● **TASK INSTRUCTIONS**: Each record below is to be restated word for word.

*** Opening of GIVEN ENTRIES ***

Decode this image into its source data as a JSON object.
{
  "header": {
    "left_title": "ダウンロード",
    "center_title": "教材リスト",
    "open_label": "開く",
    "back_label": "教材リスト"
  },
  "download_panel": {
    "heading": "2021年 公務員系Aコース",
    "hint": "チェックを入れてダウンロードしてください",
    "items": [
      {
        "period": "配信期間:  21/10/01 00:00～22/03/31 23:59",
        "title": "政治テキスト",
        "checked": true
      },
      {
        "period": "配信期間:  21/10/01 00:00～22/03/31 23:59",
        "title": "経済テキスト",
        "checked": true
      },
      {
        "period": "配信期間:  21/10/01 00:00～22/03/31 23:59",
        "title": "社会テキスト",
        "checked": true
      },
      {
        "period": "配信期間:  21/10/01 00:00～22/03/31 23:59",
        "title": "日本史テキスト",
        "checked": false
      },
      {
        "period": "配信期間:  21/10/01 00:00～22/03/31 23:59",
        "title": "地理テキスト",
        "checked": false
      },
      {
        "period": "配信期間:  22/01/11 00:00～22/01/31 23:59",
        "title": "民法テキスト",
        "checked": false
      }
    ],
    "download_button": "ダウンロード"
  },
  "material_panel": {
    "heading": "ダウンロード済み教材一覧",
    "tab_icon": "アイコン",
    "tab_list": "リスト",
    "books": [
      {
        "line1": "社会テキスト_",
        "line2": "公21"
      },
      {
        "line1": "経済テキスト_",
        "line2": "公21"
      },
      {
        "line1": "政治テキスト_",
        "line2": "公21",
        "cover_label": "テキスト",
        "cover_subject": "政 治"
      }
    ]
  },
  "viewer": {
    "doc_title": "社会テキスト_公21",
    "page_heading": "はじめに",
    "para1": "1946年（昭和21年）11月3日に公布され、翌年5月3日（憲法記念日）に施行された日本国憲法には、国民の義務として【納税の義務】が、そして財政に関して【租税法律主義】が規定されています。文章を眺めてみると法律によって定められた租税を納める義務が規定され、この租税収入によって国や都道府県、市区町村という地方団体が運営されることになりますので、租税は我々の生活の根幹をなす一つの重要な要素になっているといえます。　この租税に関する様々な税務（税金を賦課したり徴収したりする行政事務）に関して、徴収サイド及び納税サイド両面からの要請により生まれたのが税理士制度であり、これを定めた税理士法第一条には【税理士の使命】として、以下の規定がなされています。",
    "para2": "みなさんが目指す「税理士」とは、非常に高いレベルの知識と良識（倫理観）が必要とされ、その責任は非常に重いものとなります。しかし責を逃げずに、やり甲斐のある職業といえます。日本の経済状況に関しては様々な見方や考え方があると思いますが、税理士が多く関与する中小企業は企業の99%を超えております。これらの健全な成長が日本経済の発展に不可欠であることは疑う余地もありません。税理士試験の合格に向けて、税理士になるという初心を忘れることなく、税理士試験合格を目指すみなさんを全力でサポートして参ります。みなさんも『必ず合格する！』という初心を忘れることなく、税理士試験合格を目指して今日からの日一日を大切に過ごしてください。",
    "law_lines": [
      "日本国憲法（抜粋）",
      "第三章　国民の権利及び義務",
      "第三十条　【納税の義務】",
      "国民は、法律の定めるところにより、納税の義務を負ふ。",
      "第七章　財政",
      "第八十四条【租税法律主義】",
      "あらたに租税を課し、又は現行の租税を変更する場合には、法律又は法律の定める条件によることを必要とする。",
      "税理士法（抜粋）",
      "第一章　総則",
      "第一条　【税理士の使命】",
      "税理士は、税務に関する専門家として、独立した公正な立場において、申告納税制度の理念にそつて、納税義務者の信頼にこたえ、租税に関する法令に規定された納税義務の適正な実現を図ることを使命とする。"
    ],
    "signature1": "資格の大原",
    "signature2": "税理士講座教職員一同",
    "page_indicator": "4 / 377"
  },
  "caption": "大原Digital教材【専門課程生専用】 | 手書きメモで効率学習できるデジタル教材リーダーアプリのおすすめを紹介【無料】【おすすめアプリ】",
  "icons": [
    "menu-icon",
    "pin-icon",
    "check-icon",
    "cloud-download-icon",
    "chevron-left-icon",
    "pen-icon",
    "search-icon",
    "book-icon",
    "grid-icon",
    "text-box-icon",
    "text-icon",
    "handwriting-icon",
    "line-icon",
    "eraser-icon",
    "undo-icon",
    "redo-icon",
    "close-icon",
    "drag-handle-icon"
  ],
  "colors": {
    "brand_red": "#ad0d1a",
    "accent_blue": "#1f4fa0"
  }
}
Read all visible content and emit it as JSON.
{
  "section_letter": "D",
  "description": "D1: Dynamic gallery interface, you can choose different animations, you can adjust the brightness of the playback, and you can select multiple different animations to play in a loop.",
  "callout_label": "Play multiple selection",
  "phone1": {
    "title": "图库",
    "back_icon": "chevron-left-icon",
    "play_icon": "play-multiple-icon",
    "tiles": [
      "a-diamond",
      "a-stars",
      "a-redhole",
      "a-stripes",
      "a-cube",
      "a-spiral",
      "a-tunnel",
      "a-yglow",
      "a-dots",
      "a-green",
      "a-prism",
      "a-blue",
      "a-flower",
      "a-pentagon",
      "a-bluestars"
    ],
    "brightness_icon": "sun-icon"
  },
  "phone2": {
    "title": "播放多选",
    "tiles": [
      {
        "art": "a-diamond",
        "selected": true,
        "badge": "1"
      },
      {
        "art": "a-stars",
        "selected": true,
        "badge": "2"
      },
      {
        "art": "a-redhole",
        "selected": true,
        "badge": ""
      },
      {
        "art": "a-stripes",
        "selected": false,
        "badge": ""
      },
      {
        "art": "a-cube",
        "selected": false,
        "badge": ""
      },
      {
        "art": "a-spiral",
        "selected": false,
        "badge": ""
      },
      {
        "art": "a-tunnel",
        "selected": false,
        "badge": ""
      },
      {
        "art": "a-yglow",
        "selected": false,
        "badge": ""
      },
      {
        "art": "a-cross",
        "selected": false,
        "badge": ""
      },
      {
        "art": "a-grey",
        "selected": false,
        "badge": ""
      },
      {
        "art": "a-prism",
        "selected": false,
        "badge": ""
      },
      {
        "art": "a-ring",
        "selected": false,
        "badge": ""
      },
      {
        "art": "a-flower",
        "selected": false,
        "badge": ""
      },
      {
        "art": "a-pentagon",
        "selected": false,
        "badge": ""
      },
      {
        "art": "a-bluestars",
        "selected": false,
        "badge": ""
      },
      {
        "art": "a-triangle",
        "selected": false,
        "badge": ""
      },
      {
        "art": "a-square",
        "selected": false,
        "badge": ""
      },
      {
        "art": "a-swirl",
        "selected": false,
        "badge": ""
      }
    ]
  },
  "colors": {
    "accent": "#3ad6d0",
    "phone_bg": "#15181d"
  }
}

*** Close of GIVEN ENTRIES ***

● **WRITTEN ANSWER**:
Decode this image into its source data as a JSON object.
{
  "header": {
    "left_title": "ダウンロード",
    "center_title": "教材リスト",
    "open_label": "開く",
    "back_label": "教材リスト"
  },
  "download_panel": {
    "heading": "2021年 公務員系Aコース",
    "hint": "チェックを入れてダウンロードしてください",
    "items": [
      {
        "period": "配信期間:  21/10/01 00:00～22/03/31 23:59",
        "title": "政治テキスト",
        "checked": true
      },
      {
        "period": "配信期間:  21/10/01 00:00～22/03/31 23:59",
        "title": "経済テキスト",
        "checked": true
      },
      {
        "period": "配信期間:  21/10/01 00:00～22/03/31 23:59",
        "title": "社会テキスト",
        "checked": true
      },
      {
        "period": "配信期間:  21/10/01 00:00～22/03/31 23:59",
        "title": "日本史テキスト",
        "checked": false
      },
      {
        "period": "配信期間:  21/10/01 00:00～22/03/31 23:59",
        "title": "地理テキスト",
        "checked": false
      },
      {
        "period": "配信期間:  22/01/11 00:00～22/01/31 23:59",
        "title": "民法テキスト",
        "checked": false
      }
    ],
    "download_button": "ダウンロード"
  },
  "material_panel": {
    "heading": "ダウンロード済み教材一覧",
    "tab_icon": "アイコン",
    "tab_list": "リスト",
    "books": [
      {
        "line1": "社会テキスト_",
        "line2": "公21"
      },
      {
        "line1": "経済テキスト_",
        "line2": "公21"
      },
      {
        "line1": "政治テキスト_",
        "line2": "公21",
        "cover_label": "テキスト",
        "cover_subject": "政 治"
      }
    ]
  },
  "viewer": {
    "doc_title": "社会テキスト_公21",
    "page_heading": "はじめに",
    "para1": "1946年（昭和21年）11月3日に公布され、翌年5月3日（憲法記念日）に施行された日本国憲法には、国民の義務として【納税の義務】が、そして財政に関して【租税法律主義】が規定されています。文章を眺めてみると法律によって定められた租税を納める義務が規定され、この租税収入によって国や都道府県、市区町村という地方団体が運営されることになりますので、租税は我々の生活の根幹をなす一つの重要な要素になっているといえます。　この租税に関する様々な税務（税金を賦課したり徴収したりする行政事務）に関して、徴収サイド及び納税サイド両面からの要請により生まれたのが税理士制度であり、これを定めた税理士法第一条には【税理士の使命】として、以下の規定がなされています。",
    "para2": "みなさんが目指す「税理士」とは、非常に高いレベルの知識と良識（倫理観）が必要とされ、その責任は非常に重いものとなります。しかし責を逃げずに、やり甲斐のある職業といえます。日本の経済状況に関しては様々な見方や考え方があると思いますが、税理士が多く関与する中小企業は企業の99%を超えております。これらの健全な成長が日本経済の発展に不可欠であることは疑う余地もありません。税理士試験の合格に向けて、税理士になるという初心を忘れることなく、税理士試験合格を目指すみなさんを全力でサポートして参ります。みなさんも『必ず合格する！』という初心を忘れることなく、税理士試験合格を目指して今日からの日一日を大切に過ごしてください。",
    "law_lines": [
      "日本国憲法（抜粋）",
      "第三章　国民の権利及び義務",
      "第三十条　【納税の義務】",
      "国民は、法律の定めるところにより、納税の義務を負ふ。",
      "第七章　財政",
      "第八十四条【租税法律主義】",
      "あらたに租税を課し、又は現行の租税を変更する場合には、法律又は法律の定める条件によることを必要とする。",
      "税理士法（抜粋）",
      "第一章　総則",
      "第一条　【税理士の使命】",
      "税理士は、税務に関する専門家として、独立した公正な立場において、申告納税制度の理念にそつて、納税義務者の信頼にこたえ、租税に関する法令に規定された納税義務の適正な実現を図ることを使命とする。"
    ],
    "signature1": "資格の大原",
    "signature2": "税理士講座教職員一同",
    "page_indicator": "4 / 377"
  },
  "caption": "大原Digital教材【専門課程生専用】 | 手書きメモで効率学習できるデジタル教材リーダーアプリのおすすめを紹介【無料】【おすすめアプリ】",
  "icons": [
    "menu-icon",
    "pin-icon",
    "check-icon",
    "cloud-download-icon",
    "chevron-left-icon",
    "pen-icon",
    "search-icon",
    "book-icon",
    "grid-icon",
    "text-box-icon",
    "text-icon",
    "handwriting-icon",
    "line-icon",
    "eraser-icon",
    "undo-icon",
    "redo-icon",
    "close-icon",
    "drag-handle-icon"
  ],
  "colors": {
    "brand_red": "#ad0d1a",
    "accent_blue": "#1f4fa0"
  }
}
Read all visible content and emit it as JSON.
{
  "section_letter": "D",
  "description": "D1: Dynamic gallery interface, you can choose different animations, you can adjust the brightness of the playback, and you can select multiple different animations to play in a loop.",
  "callout_label": "Play multiple selection",
  "phone1": {
    "title": "图库",
    "back_icon": "chevron-left-icon",
    "play_icon": "play-multiple-icon",
    "tiles": [
      "a-diamond",
      "a-stars",
      "a-redhole",
      "a-stripes",
      "a-cube",
      "a-spiral",
      "a-tunnel",
      "a-yglow",
      "a-dots",
      "a-green",
      "a-prism",
      "a-blue",
      "a-flower",
      "a-pentagon",
      "a-bluestars"
    ],
    "brightness_icon": "sun-icon"
  },
  "phone2": {
    "title": "播放多选",
    "tiles": [
      {
        "art": "a-diamond",
        "selected": true,
        "badge": "1"
      },
      {
        "art": "a-stars",
        "selected": true,
        "badge": "2"
      },
      {
        "art": "a-redhole",
        "selected": true,
        "badge": ""
      },
      {
        "art": "a-stripes",
        "selected": false,
        "badge": ""
      },
      {
        "art": "a-cube",
        "selected": false,
        "badge": ""
      },
      {
        "art": "a-spiral",
        "selected": false,
        "badge": ""
      },
      {
        "art": "a-tunnel",
        "selected": false,
        "badge": ""
      },
      {
        "art": "a-yglow",
        "selected": false,
        "badge": ""
      },
      {
        "art": "a-cross",
        "selected": false,
        "badge": ""
      },
      {
        "art": "a-grey",
        "selected": false,
        "badge": ""
      },
      {
        "art": "a-prism",
        "selected": false,
        "badge": ""
      },
      {
        "art": "a-ring",
        "selected": false,
        "badge": ""
      },
      {
        "art": "a-flower",
        "selected": false,
        "badge": ""
      },
      {
        "art": "a-pentagon",
        "selected": false,
        "badge": ""
      },
      {
        "art": "a-bluestars",
        "selected": false,
        "badge": ""
      },
      {
        "art": "a-triangle",
        "selected": false,
        "badge": ""
      },
      {
        "art": "a-square",
        "selected": false,
        "badge": ""
      },
      {
        "art": "a-swirl",
        "selected": false,
        "badge": ""
      }
    ]
  },
  "colors": {
    "accent": "#3ad6d0",
    "phone_bg": "#15181d"
  }
}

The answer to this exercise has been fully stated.